- "China is the focus of so much attention lately. Will its markets open up like an inviting green frond welcoming the nutrient-rich sunlight that is investment banking? Or will that verdant frond close deceptively upon the fly/naive investor like a cunning venus flytrap? Some economists, like University of Boulder professor Conway Twitty, believe that China is more like a moist anemone thats pulls in floaty bits from the brine, but will pucker up like a disinterested labia when the tide of government openness retreats. Both scenarios are highly likely because of their ability to compact unpredictable and illdefined social forces into poetic musings. You can be sure of this though: keep your money out of Africa, because as economists like Walter Singhorse speculate, Africa is more like a piece of slate with no fissures in it, and when investment like quinoa seeds blows across it as from a hot Saharan wind, they find no purchase in its flat smooth surface."
Mark Your Calendars
- "On Thursday at 5pm PST I will again be podcasting live from this blog, reading excerpts from my upcoming book on Magyar poetry and its relation to Hungarian historical memory, _The Magyars: Reelin' in the Magyears_. I've been assured that the technical malfunction which resulted in last weeks harrowing 23 second podcast of my 17 second electrocution has been repaired."
On the Campaign Trail
- "I hired a vougish image consultant to help me appeal to a younger demographic using edgy sloganeering and a bold new attitude. I feel I may have given him a touch too much discretion though. I also should not have neglected to inspect my campaign signs before they were distributed.
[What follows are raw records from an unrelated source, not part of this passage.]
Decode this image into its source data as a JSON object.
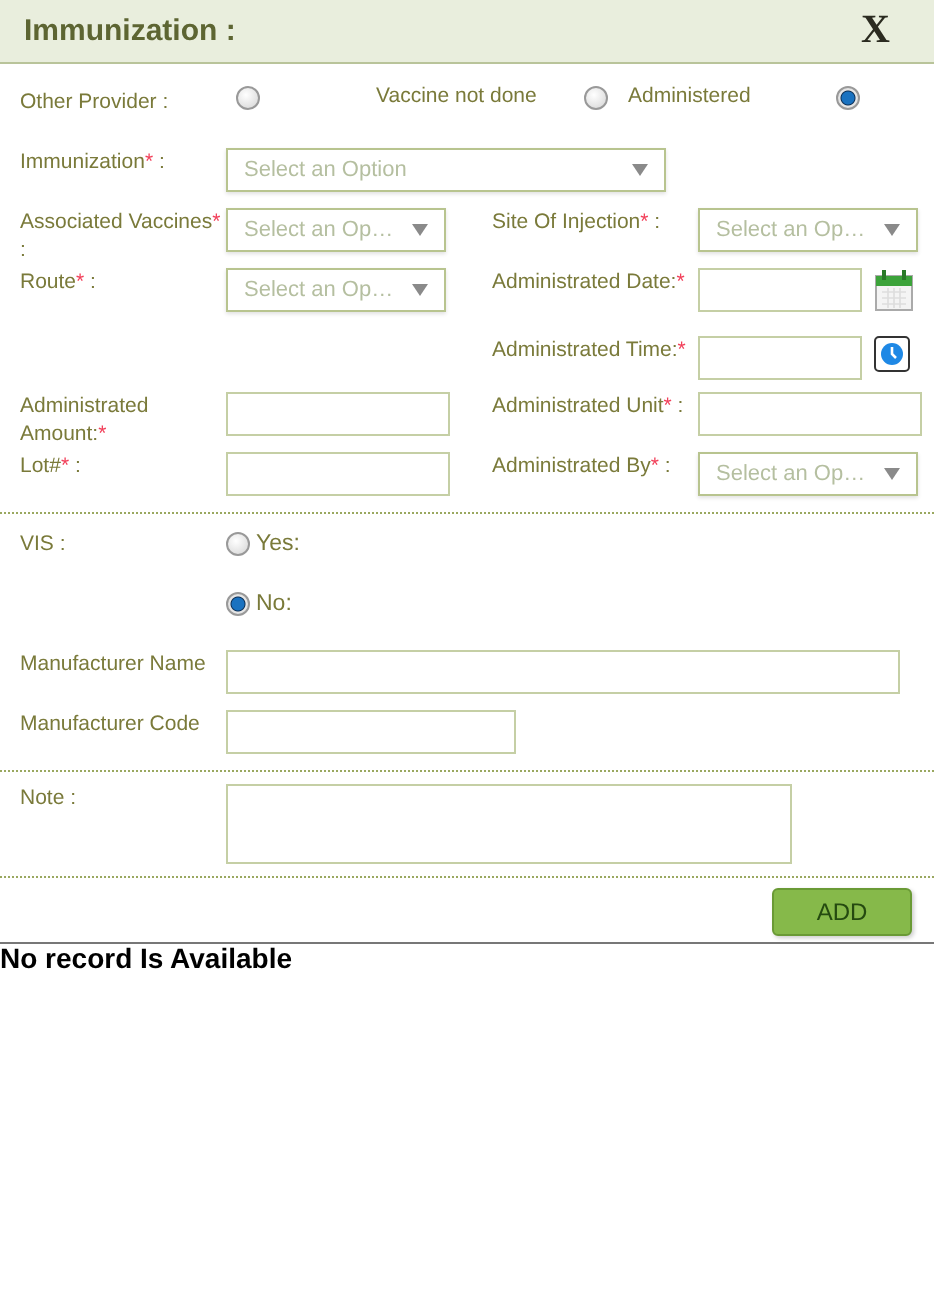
{
  "header": {
    "title": "Immunization :",
    "close": "X"
  },
  "status_options": [
    {
      "label": "Other Provider :",
      "selected": false
    },
    {
      "label": "Vaccine not done",
      "selected": false
    },
    {
      "label": "Administered",
      "selected": true
    }
  ],
  "fields": [
    {
      "left": {
        "label": "Immunization",
        "star": "*",
        "suffix": " :",
        "kind": "select-wide",
        "placeholder": "Select an Option"
      }
    },
    {
      "left": {
        "label": "Associated Vaccines",
        "star": "*",
        "suffix": " :",
        "kind": "select",
        "placeholder": "Select an Op…"
      },
      "right": {
        "label": "Site Of Injection",
        "star": "*",
        "suffix": " :",
        "kind": "select",
        "placeholder": "Select an Op…"
      }
    },
    {
      "left": {
        "label": "Route",
        "star": "*",
        "suffix": " :",
        "kind": "select",
        "placeholder": "Select an Op…"
      },
      "right": {
        "label": "Administrated Date:",
        "star": "*",
        "kind": "date"
      }
    },
    {
      "right": {
        "label": "Administrated Time:",
        "star": "*",
        "kind": "time"
      }
    },
    {
      "left": {
        "label": "Administrated Amount:",
        "star": "*",
        "kind": "text"
      },
      "right": {
        "label": "Administrated Unit",
        "star": "*",
        "suffix": " :",
        "kind": "text"
      }
    },
    {
      "left": {
        "label": "Lot#",
        "star": "*",
        "suffix": " :",
        "kind": "text"
      },
      "right": {
        "label": "Administrated By",
        "star": "*",
        "suffix": " :",
        "kind": "select",
        "placeholder": "Select an Op…"
      }
    }
  ],
  "vis": {
    "label": "VIS :",
    "options": [
      {
        "label": "Yes:",
        "selected": false
      },
      {
        "label": "No:",
        "selected": true
      }
    ]
  },
  "manufacturer": [
    {
      "label": "Manufacturer Name",
      "kind": "wide"
    },
    {
      "label": "Manufacturer Code",
      "kind": "short"
    }
  ],
  "note": {
    "label": "Note :"
  },
  "add_button": "ADD",
  "empty_message": "No record Is Available"
}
Darn't if he wasn't a persuasive fellow though."
Last Monday I posted about a South East Asian Sex Tour I may be embarking on. In fact, I am going on a South East Asian Sax
Tour with my swinging jazz combo. I regret the error.
In the News
Loggers Protest Environmentalists
"37 loggers have enacted a hunger strike in protest of the protestation of logging in Walbran valley by environmental activists. The loggers peacefully blockaded the protesters, vowing not to eat anything until they could once again roll their trucks into the Walbran and log. "We decided to exercise our civil rights, and see if through this reckless act of moral fortitude we could move the public and achieve their sympathy" said Reg Alsingbud, a logger for 17 years and long-time admirer of Ghandi. " Woodcor Enterprises company owner Gareth Knechbroth, the company with development rights to the land, has echoed the sentiments of his contracted employees, and wants to remind everyone that there will be an organised protest which will begin at Centennial square and descend on the Victoria Legislature Buildings next Thursday. "With the will of the people you can achieve anything" added Knechbroth.